And that perhaps is the take-out. The USA may not send as many horses to slaughter in Mexico and Canada (44,000 horses sent in 2020 compared to 150,000 in 2006 ), but it still has its godawful feedlots, the British might turn their noses up at horsemeat but they still eat chickens reared in battery sheds, and Pope Gregory III might have banned the consumption of horse meat and described it as ‘a filthy and abominable custom’ in 732CE, but Catholics still eat pigs reared in conditions where the sow has no space to even turn around. So compared to all of those things, eating an old horse (and the meat tastes better the older it is) is positively a good thing. Or not as the case may be.
Horse by Heleen Peeters
Published by The Eriskay Connection

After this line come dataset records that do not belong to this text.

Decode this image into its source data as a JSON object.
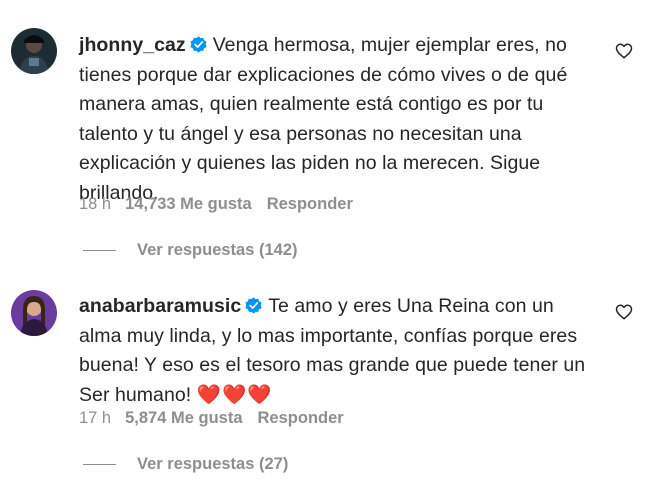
{
  "comments": [
    {
      "username": "jhonny_caz",
      "text": "Venga hermosa, mujer ejemplar eres, no tienes porque dar explicaciones de cómo vives o de qué manera amas, quien realmente está contigo es por tu talento y tu ángel y esa personas no necesitan una explicación y quienes las piden no la merecen. Sigue brillando.",
      "emoji": "",
      "time": "18 h",
      "likes": "14,733 Me gusta",
      "reply_label": "Responder",
      "view_replies": "Ver respuestas (142)",
      "avatar_icon": "avatar-dark-portrait-icon"
    },
    {
      "username": "anabarbaramusic",
      "text": "Te amo y eres Una Reina con un alma muy linda, y lo mas importante, confías porque eres buena! Y eso es el tesoro mas grande que puede tener un Ser humano!",
      "emoji": "❤️❤️❤️",
      "time": "17 h",
      "likes": "5,874 Me gusta",
      "reply_label": "Responder",
      "view_replies": "Ver respuestas (27)",
      "avatar_icon": "avatar-purple-portrait-icon"
    }
  ],
  "colors": {
    "text": "#262626",
    "secondary": "#8e8e8e",
    "verified": "#0095f6"
  }
}
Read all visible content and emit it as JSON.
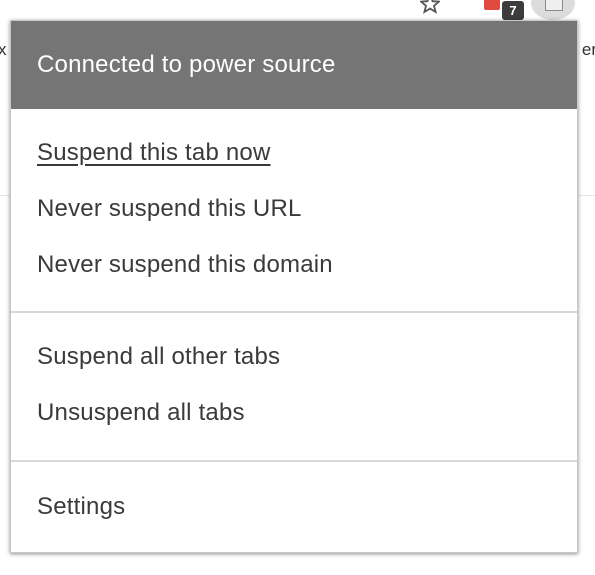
{
  "browser": {
    "left_edge_text": "x",
    "right_edge_text": "er",
    "extension_badge_count": "7",
    "icons": [
      "star-icon",
      "extension-red-icon",
      "suspender-extension-icon"
    ]
  },
  "popup": {
    "status": "Connected to power source",
    "groups": [
      {
        "items": [
          {
            "label": "Suspend this tab now",
            "underlined": true
          },
          {
            "label": "Never suspend this URL"
          },
          {
            "label": "Never suspend this domain"
          }
        ]
      },
      {
        "items": [
          {
            "label": "Suspend all other tabs"
          },
          {
            "label": "Unsuspend all tabs"
          }
        ]
      },
      {
        "items": [
          {
            "label": "Settings"
          }
        ]
      }
    ]
  },
  "colors": {
    "header_bg": "#757575",
    "header_text": "#ffffff",
    "item_text": "#3a3a3a",
    "separator": "#d9d9d9"
  }
}
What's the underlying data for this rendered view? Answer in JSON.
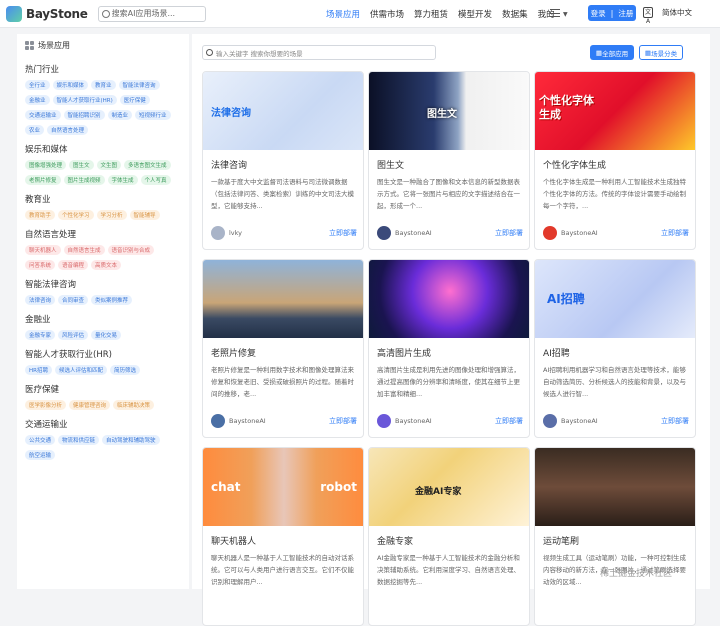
{
  "header": {
    "logo_text": "BayStone",
    "search_placeholder": "搜索AI应用场景...",
    "nav": [
      "场景应用",
      "供需市场",
      "算力租赁",
      "模型开发",
      "数据集",
      "我的"
    ],
    "login_label": "登录",
    "register_label": "注册",
    "lang_icon": "文A",
    "lang_label": "简体中文"
  },
  "sidebar": {
    "title": "场景应用",
    "categories": [
      {
        "name": "热门行业",
        "color": "blue",
        "tags": [
          "全行业",
          "娱乐和媒体",
          "教育业",
          "智能法律咨询",
          "金融业",
          "智能人才获取行业(HR)",
          "医疗保健",
          "交通运输业",
          "智能招聘识别",
          "制造业",
          "短视频行业",
          "农业",
          "自然语言处理"
        ]
      },
      {
        "name": "娱乐和媒体",
        "color": "green",
        "tags": [
          "图像增强处理",
          "图生文",
          "文生图",
          "多语言图文生成",
          "老照片修复",
          "图片生成视频",
          "字体生成",
          "个人写真"
        ]
      },
      {
        "name": "教育业",
        "color": "orange",
        "tags": [
          "教育助手",
          "个性化学习",
          "学习分析",
          "智能辅导"
        ]
      },
      {
        "name": "自然语言处理",
        "color": "red",
        "tags": [
          "聊天机器人",
          "自然语言生成",
          "语音识别与合成",
          "问答系统",
          "语音编程",
          "高质文本"
        ]
      },
      {
        "name": "智能法律咨询",
        "color": "blue",
        "tags": [
          "法律咨询",
          "合同审查",
          "类似案例推荐"
        ]
      },
      {
        "name": "金融业",
        "color": "blue",
        "tags": [
          "金融专家",
          "风险评估",
          "量化交易"
        ]
      },
      {
        "name": "智能人才获取行业(HR)",
        "color": "blue",
        "tags": [
          "HR招聘",
          "候选人评估和匹配",
          "简历筛选"
        ]
      },
      {
        "name": "医疗保健",
        "color": "orange",
        "tags": [
          "医学影像分析",
          "健康管理咨询",
          "临床辅助决策"
        ]
      },
      {
        "name": "交通运输业",
        "color": "blue",
        "tags": [
          "公共交通",
          "物流和供应链",
          "自动驾驶和辅助驾驶",
          "航空运输"
        ]
      }
    ]
  },
  "main": {
    "search_placeholder": "输入关键字 搜索你想要的场景",
    "btn_all": "全部应用",
    "btn_category": "场景分类",
    "cards": [
      {
        "thumb_text": "法律咨询",
        "title": "法律咨询",
        "desc": "一款基于度大中文监督司法语料与司法微调数据（包括法律问答、类案检索）训练的中文司法大模型，它能够支持...",
        "author": "lvky",
        "deploy": "立即部署"
      },
      {
        "thumb_text": "图生文",
        "title": "图生文",
        "desc": "图生文是一种融合了图像和文本信息的新型数据表示方式。它将一张图片与相应的文字描述结合在一起，形成一个...",
        "author": "BaystoneAI",
        "deploy": "立即部署"
      },
      {
        "thumb_text": "个性化字体生成",
        "title": "个性化字体生成",
        "desc": "个性化字体生成是一种利用人工智能技术生成独特个性化字体的方法。传统的字体设计需要手动绘制每一个字符，...",
        "author": "BaystoneAI",
        "deploy": "立即部署"
      },
      {
        "thumb_text": "",
        "title": "老照片修复",
        "desc": "老照片修复是一种利用数字技术和图像处理算法来修复和恢复老旧、受损或破损照片的过程。随着时间的推移，老...",
        "author": "BaystoneAI",
        "deploy": "立即部署"
      },
      {
        "thumb_text": "",
        "title": "高清图片生成",
        "desc": "高清图片生成是利用先进的图像处理和增强算法，通过提高图像的分辨率和清晰度，使其在细节上更加丰富和精细...",
        "author": "BaystoneAI",
        "deploy": "立即部署"
      },
      {
        "thumb_text": "AI招聘",
        "title": "AI招聘",
        "desc": "AI招聘利用机器学习和自然语言处理等技术，能够自动筛选简历、分析候选人的技能和背景，以及与候选人进行智...",
        "author": "BaystoneAI",
        "deploy": "立即部署"
      },
      {
        "thumb_text": "chat robot",
        "title": "聊天机器人",
        "desc": "聊天机器人是一种基于人工智能技术的自动对话系统。它可以与人类用户进行语言交互。它们不仅能识别和理解用户...",
        "author": "",
        "deploy": ""
      },
      {
        "thumb_text": "金融AI专家",
        "title": "金融专家",
        "desc": "AI金融专家是一种基于人工智能技术的金融分析和决策辅助系统。它利用深度学习、自然语言处理、数据挖掘等先...",
        "author": "",
        "deploy": ""
      },
      {
        "thumb_text": "",
        "title": "运动笔刷",
        "desc": "视频生成工具（运动笔刷）功能，一种可控制生成内容移动的新方法，在一张图片，通过笔刷选择要动效的区域...",
        "author": "",
        "deploy": ""
      }
    ]
  },
  "watermark": "稀土掘金技术社区"
}
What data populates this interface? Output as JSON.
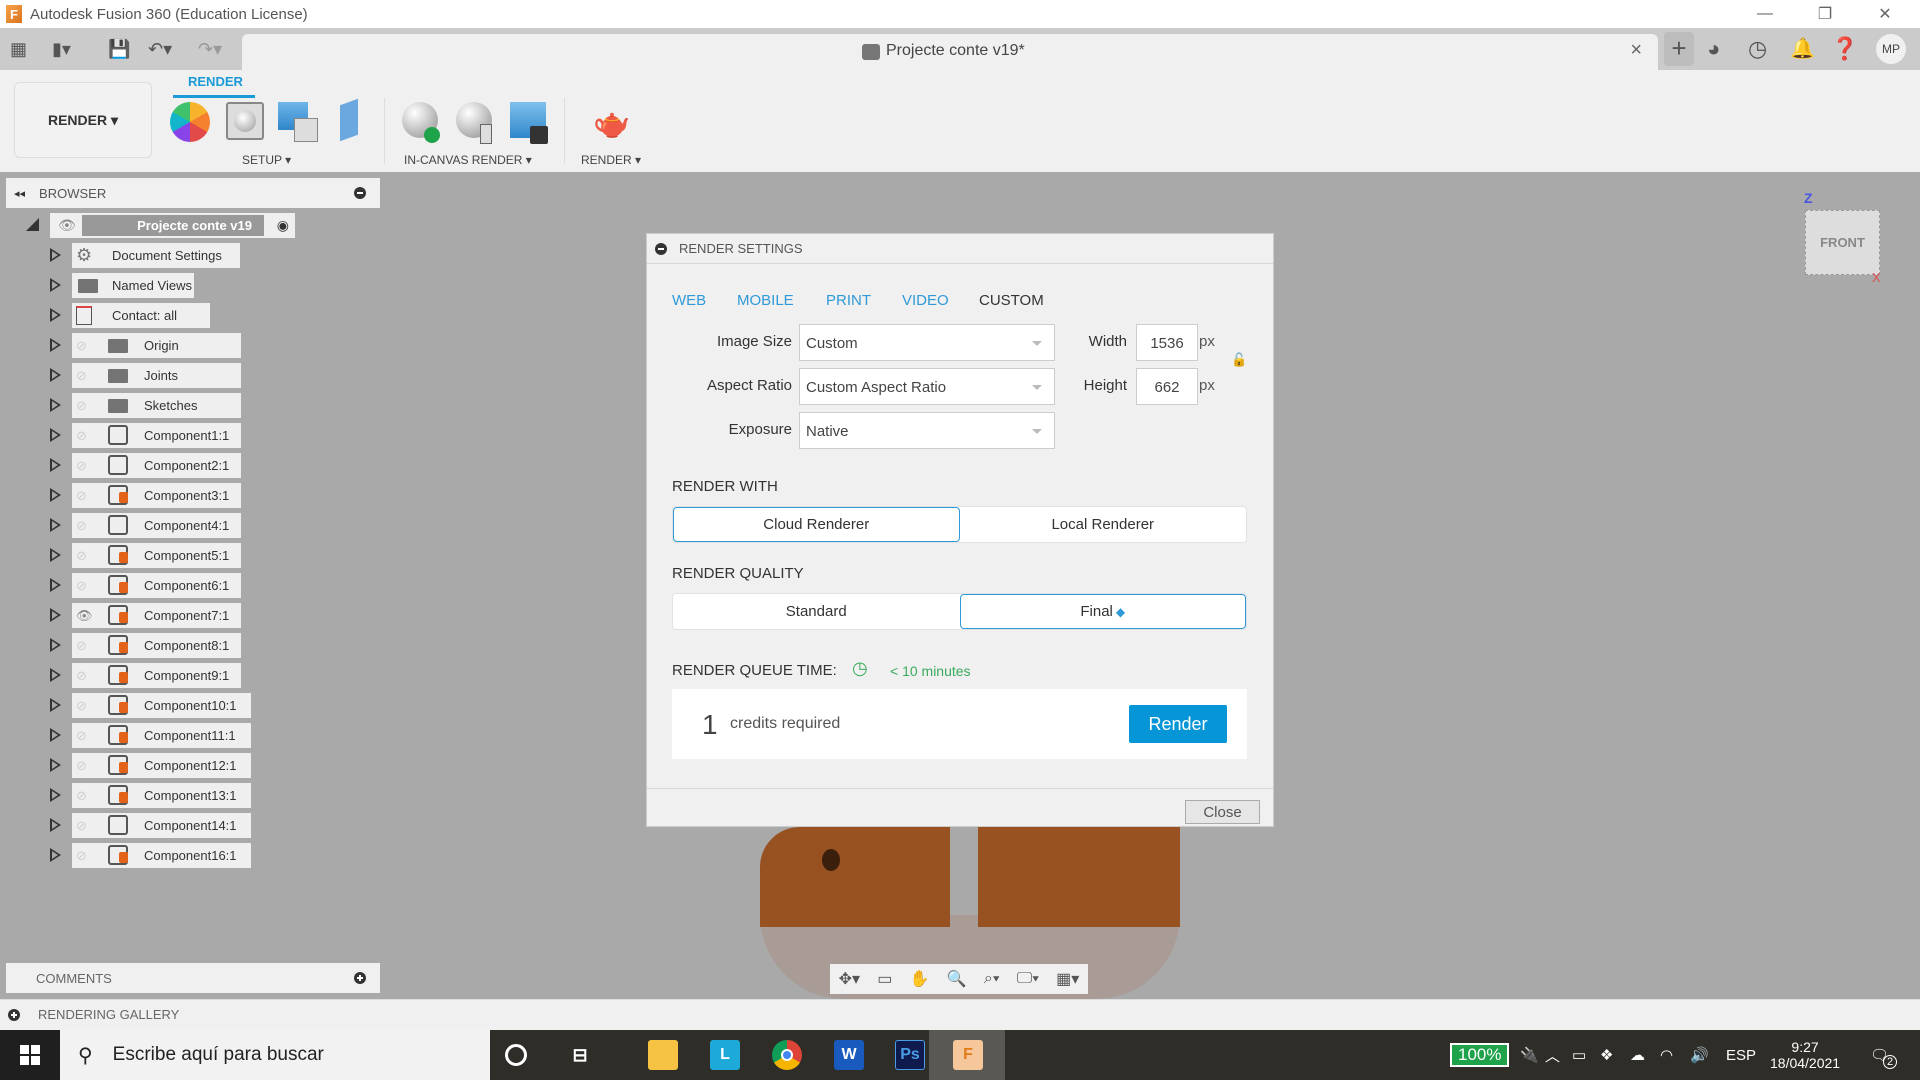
{
  "window": {
    "app_icon": "fusion-360-icon",
    "title": "Autodesk Fusion 360 (Education License)",
    "controls": [
      "minimize",
      "restore",
      "close"
    ]
  },
  "quick_access": {
    "icons": [
      "grid-icon",
      "file-icon",
      "save-icon",
      "undo-icon",
      "redo-icon"
    ]
  },
  "document_tab": {
    "name": "Projecte conte v19*",
    "close": "×"
  },
  "header_right": {
    "icons": [
      "add-tab-icon",
      "extensions-icon",
      "job-status-icon",
      "notifications-icon",
      "help-icon"
    ],
    "avatar": "MP"
  },
  "ribbon": {
    "workspace_button": "RENDER ▾",
    "active_tab": "RENDER",
    "groups": [
      {
        "label": "SETUP ▾",
        "tools": [
          "appearance",
          "scene-settings",
          "texture-map-controls",
          "decal"
        ]
      },
      {
        "label": "IN-CANVAS RENDER ▾",
        "tools": [
          "in-canvas-render",
          "in-canvas-render-settings",
          "capture-image"
        ]
      },
      {
        "label": "RENDER ▾",
        "tools": [
          "render"
        ]
      }
    ]
  },
  "browser": {
    "title": "BROWSER",
    "root": "Projecte conte v19",
    "items": [
      {
        "label": "Document Settings",
        "icon": "gear-icon",
        "eye": false
      },
      {
        "label": "Named Views",
        "icon": "folder-icon",
        "eye": false
      },
      {
        "label": "Contact: all",
        "icon": "contact-icon",
        "eye": false
      },
      {
        "label": "Origin",
        "icon": "folder-icon",
        "eye": "hidden"
      },
      {
        "label": "Joints",
        "icon": "folder-icon",
        "eye": "hidden"
      },
      {
        "label": "Sketches",
        "icon": "folder-icon",
        "eye": "hidden"
      },
      {
        "label": "Component1:1",
        "icon": "component-icon",
        "eye": "hidden"
      },
      {
        "label": "Component2:1",
        "icon": "component-icon",
        "eye": "hidden"
      },
      {
        "label": "Component3:1",
        "icon": "component-pinned-icon",
        "eye": "hidden"
      },
      {
        "label": "Component4:1",
        "icon": "component-icon",
        "eye": "hidden"
      },
      {
        "label": "Component5:1",
        "icon": "component-pinned-icon",
        "eye": "hidden"
      },
      {
        "label": "Component6:1",
        "icon": "component-pinned-icon",
        "eye": "hidden"
      },
      {
        "label": "Component7:1",
        "icon": "component-pinned-icon",
        "eye": "visible"
      },
      {
        "label": "Component8:1",
        "icon": "component-pinned-icon",
        "eye": "hidden"
      },
      {
        "label": "Component9:1",
        "icon": "component-pinned-icon",
        "eye": "hidden"
      },
      {
        "label": "Component10:1",
        "icon": "component-pinned-icon",
        "eye": "hidden"
      },
      {
        "label": "Component11:1",
        "icon": "component-pinned-icon",
        "eye": "hidden"
      },
      {
        "label": "Component12:1",
        "icon": "component-pinned-icon",
        "eye": "hidden"
      },
      {
        "label": "Component13:1",
        "icon": "component-pinned-icon",
        "eye": "hidden"
      },
      {
        "label": "Component14:1",
        "icon": "component-icon",
        "eye": "hidden"
      },
      {
        "label": "Component16:1",
        "icon": "component-pinned-icon",
        "eye": "hidden"
      }
    ]
  },
  "viewcube": {
    "face": "FRONT",
    "axis_z": "Z",
    "axis_x": "X"
  },
  "render_dialog": {
    "title": "RENDER SETTINGS",
    "presets": [
      "WEB",
      "MOBILE",
      "PRINT",
      "VIDEO",
      "CUSTOM"
    ],
    "active_preset": "CUSTOM",
    "image_size_label": "Image Size",
    "image_size_value": "Custom",
    "aspect_ratio_label": "Aspect Ratio",
    "aspect_ratio_value": "Custom Aspect Ratio",
    "exposure_label": "Exposure",
    "exposure_value": "Native",
    "width_label": "Width",
    "width_value": "1536",
    "height_label": "Height",
    "height_value": "662",
    "unit": "px",
    "render_with_label": "RENDER WITH",
    "render_with_options": [
      "Cloud Renderer",
      "Local Renderer"
    ],
    "render_with_selected": "Cloud Renderer",
    "quality_label": "RENDER QUALITY",
    "quality_options": [
      "Standard",
      "Final"
    ],
    "quality_selected": "Final",
    "queue_label": "RENDER QUEUE TIME:",
    "queue_value": "< 10 minutes",
    "credits_number": "1",
    "credits_text": "credits required",
    "render_button": "Render",
    "close_button": "Close",
    "accent_color": "#0696d7",
    "queue_color": "#3aaa5c"
  },
  "panels": {
    "comments": "COMMENTS",
    "rendering_gallery": "RENDERING GALLERY"
  },
  "navbar": {
    "icons": [
      "orbit-icon",
      "look-at-icon",
      "pan-icon",
      "zoom-icon",
      "fit-icon",
      "display-settings-icon",
      "grid-settings-icon"
    ]
  },
  "taskbar": {
    "search_placeholder": "Escribe aquí para buscar",
    "apps": [
      "cortana",
      "task-view",
      "file-explorer",
      "L",
      "chrome",
      "word",
      "photoshop",
      "fusion-360"
    ],
    "battery": "100%",
    "language": "ESP",
    "time": "9:27",
    "date": "18/04/2021",
    "notifications_count": "2"
  }
}
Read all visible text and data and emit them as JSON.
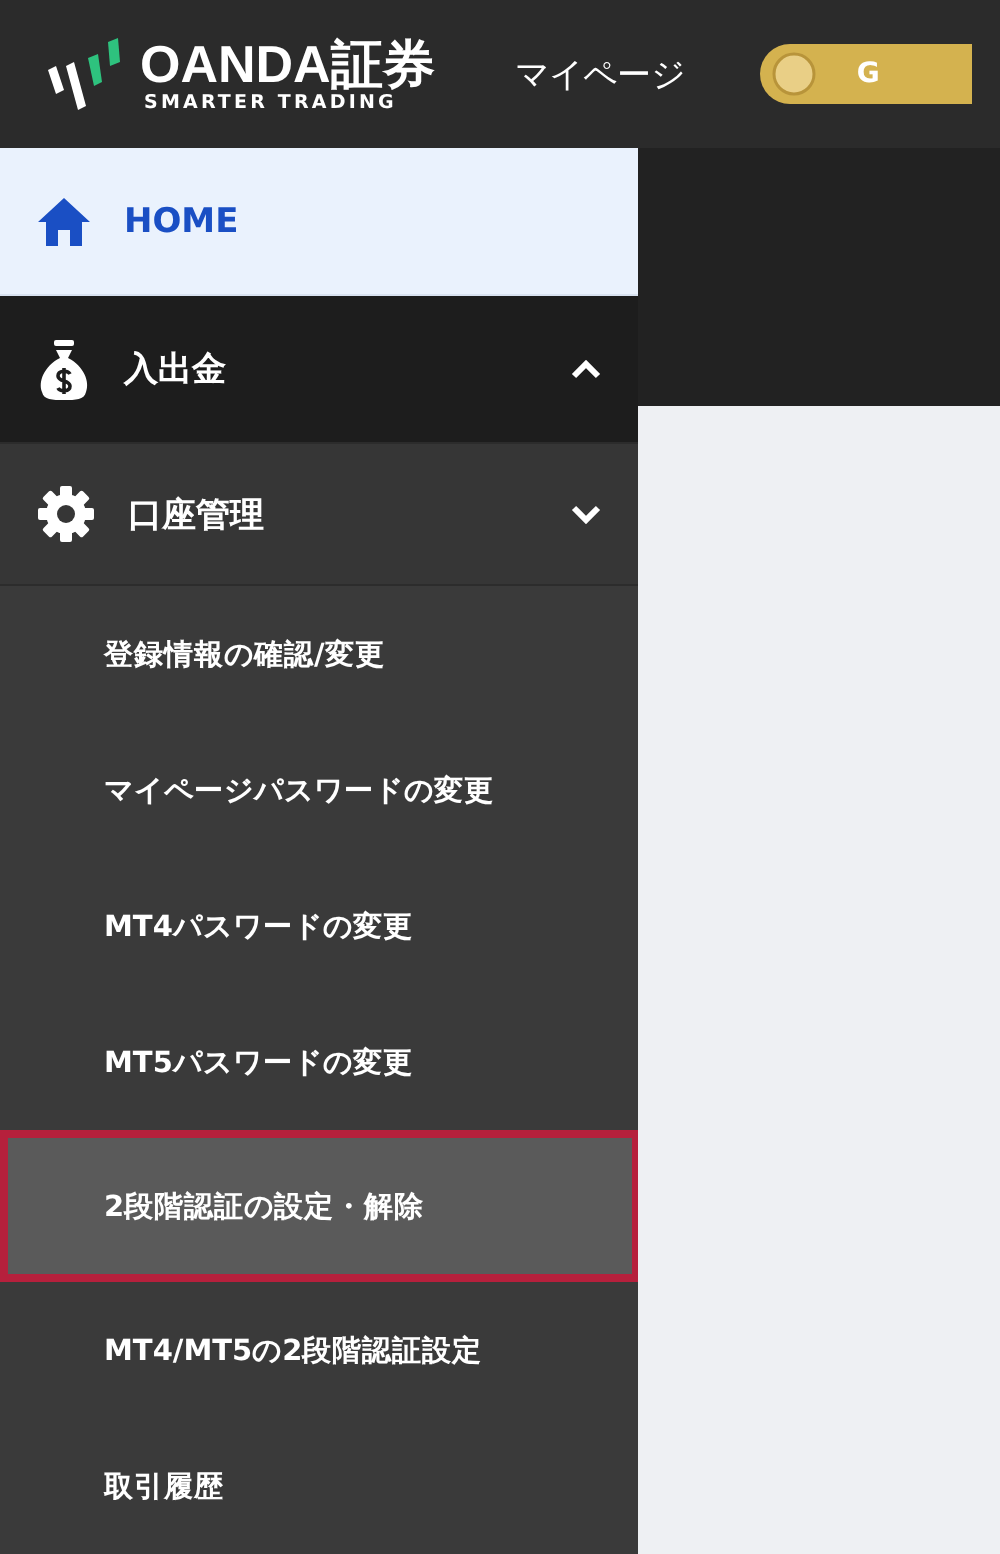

Concept, artworks and text by Heleen Peeters // Design by Rob van Hoesel
Paperback with wrapped cove // 232 pages // 20 x 30.5 cm
Heleen Peeters studied photography at London College of Communicated in the United Kingdom before obtaining a master’s degree in photographic studies at Leiden University in The Netherlands. In her projects she combines her voice as an author with multiple perspectives to create a new fictional space for imagination.
Colin Pantall is a photographer, writer and lecturer based in Bath, England. His latest book, All Quiet on the Home Front, focuses on family, fatherhood and the landscape. Follow him on Twitter and Instagram.